This information is for people who have a child with attention deficit hyperactivity disorder ( ADHD). It tells you about behaviour therapy, a treatment used for ADHD. It is based on the best and most up-to-date research.
Does it work?
We don't know. Behaviour therapy may help you and your child cope better with attention deficit hyperactivity disorder (ADHD). But we don't know for certain if it will help your child's symptoms when used on its own.
There is some evidence that children who have behaviour therapy along with a drug treatment may do better than those who have either treatment on its own. To learn more, see Methylphenidate plus behaviour therapy.
What is it?
In behaviour therapy, a trained therapist counsels and supports your child and family, and teaches you how to manage the behaviour of ADHD.
The term behaviour therapy covers a wide range of treatments. They are based on the idea that all behaviour is learnt and can be unlearnt. Some treatments involve working with a therapist one-to-one. Others involve group activities with other children or parents. Your child's teacher may also be involved in the therapy.
Therapy can be used on its own, or combined with drug treatment.
To learn about the different types of therapies, see Therapies to manage ADHD.
Behaviour therapy most often involves a system of rewards and penalties. This is sometimes called positive reinforcement. Here's how it works:  
Parents identify a few types of behaviour they want to encourage, such as getting ready for bed on time
These are explained clearly to the child
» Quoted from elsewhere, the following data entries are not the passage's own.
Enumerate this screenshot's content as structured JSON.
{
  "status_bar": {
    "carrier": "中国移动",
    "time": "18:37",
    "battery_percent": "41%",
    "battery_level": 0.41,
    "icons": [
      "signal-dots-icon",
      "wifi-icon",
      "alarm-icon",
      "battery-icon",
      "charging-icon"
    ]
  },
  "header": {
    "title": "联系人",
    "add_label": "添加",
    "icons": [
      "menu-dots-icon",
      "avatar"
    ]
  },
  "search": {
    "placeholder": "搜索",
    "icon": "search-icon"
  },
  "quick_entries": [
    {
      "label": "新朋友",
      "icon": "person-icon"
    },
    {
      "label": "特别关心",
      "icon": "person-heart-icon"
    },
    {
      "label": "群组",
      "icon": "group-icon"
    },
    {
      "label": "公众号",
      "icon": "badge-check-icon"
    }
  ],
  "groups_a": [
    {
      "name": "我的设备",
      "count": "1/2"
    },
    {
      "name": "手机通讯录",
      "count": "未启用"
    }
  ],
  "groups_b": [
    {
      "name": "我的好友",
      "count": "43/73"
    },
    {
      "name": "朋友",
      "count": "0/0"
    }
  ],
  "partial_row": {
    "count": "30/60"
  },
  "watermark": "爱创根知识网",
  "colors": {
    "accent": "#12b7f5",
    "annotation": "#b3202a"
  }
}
The child then gets a small reward (such as a special privilege) for behaving in the ideal way, or a small penalty (such as time alone in their room) for poor behaviour.
The aim is to help children plan ahead and choose the right behaviour.
How can it help?
We're not sure behaviour therapy can help your child's behaviour get better, when it is used on its own. There's not enough good evidence to say one way or the other.
However, we do know that your child is likely to benefit from having a combination of behaviour therapy and medication such as methylphenidate. 
Also, you may feel more supported and able to cope if your child's treatment includes therapy as well as drugs. Therapy may allow your child to manage his or her behaviour with a lower dose of drugs. This can reduce the risk of side effects.    
One study also found that behaviour training for parents helped improve children's behaviour more than just usual care. Children were also less likely to be taking medications for ADHD at the end of the study if their parents had behaviour training. However, the researchers didn't find any differences in the children's symptoms of ADHD. 
One study found that children who have anxiety disorder as well as ADHD may be helped by behaviour therapy.